An elegant NYU professor at the peak of his powers and pleasures is reduced to a quivering puddle by a violent, unsought, yearlong spiritual awakening.

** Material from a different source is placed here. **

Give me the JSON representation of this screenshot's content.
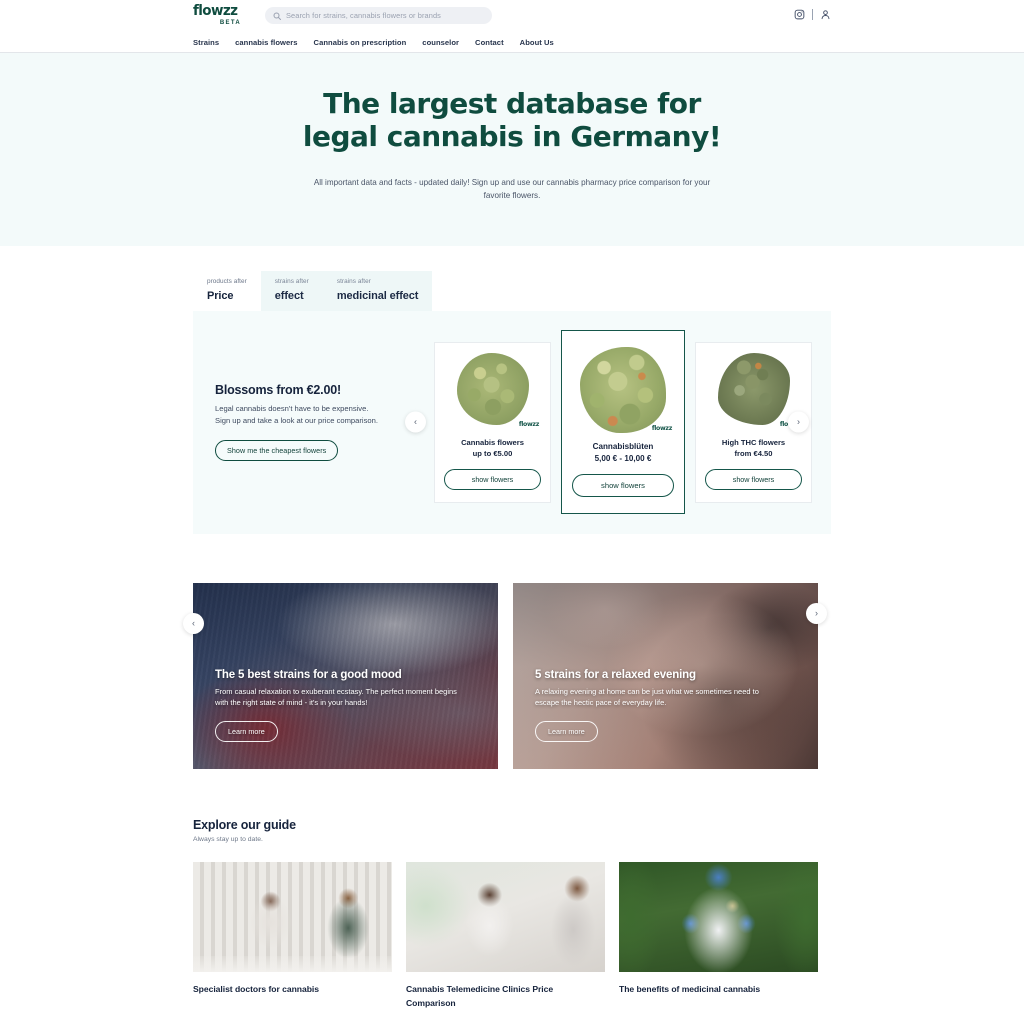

For 52-year-old academic superstar Andrew Cohen, the term charisma is a “cheap inadequacy.” “His dress and appearance, his speech and body language, his ideas and their expression—all had a refined aristocratic finish that splendidly gilded everything he touched.” He has a 26-year-old girlfriend, Ann Lee, and a stunning apartment overlooking the river; he publishes in the New Yorker; he even has a good relationship with his ex-wife. Was a character ever more cruelly set up for a fall? Namdar’s debut follows poor Andrew for a year beginning on the sixth day of the Hebrew month of Elul in 5760, or Sept. 6, 2000, when he has the first of many increasingly intense spiritual experiences which will ultimately destroy his sanity and his life. The myriad subsequent chapters are each identified by both a Hebrew and a regular date and grouped into seven “books.” These books are separated by pages telling a second story set in ancient Israel and designed in the style of the Talmud, and this is just the tip of the iceberg vis-à-vis the self-importance of this apocalyptic, overwritten, bloated screed against assimilated American Judaism and self-satisfied elite academics. Between the fusillades of exclamatory prose, the innumerable dream sequences, hallucinations, and visions, the detailed and repetitive descriptions of vile pornography and disgusting physical phenomena, the tedious chunks of student papers and other quoted material, the clear hostility of the author toward the main character, the brutally slow pace and repetitive plot development, and the bizarre, ill-advised handling of 9/11, one begins to wonder if Namdar is intentionally punishing the reader. Is S&M a literary genre? Maybe in Israel, where this novel won the Sapir Prize, that country’s equivalent of the Man Booker.
Consider yourself warned.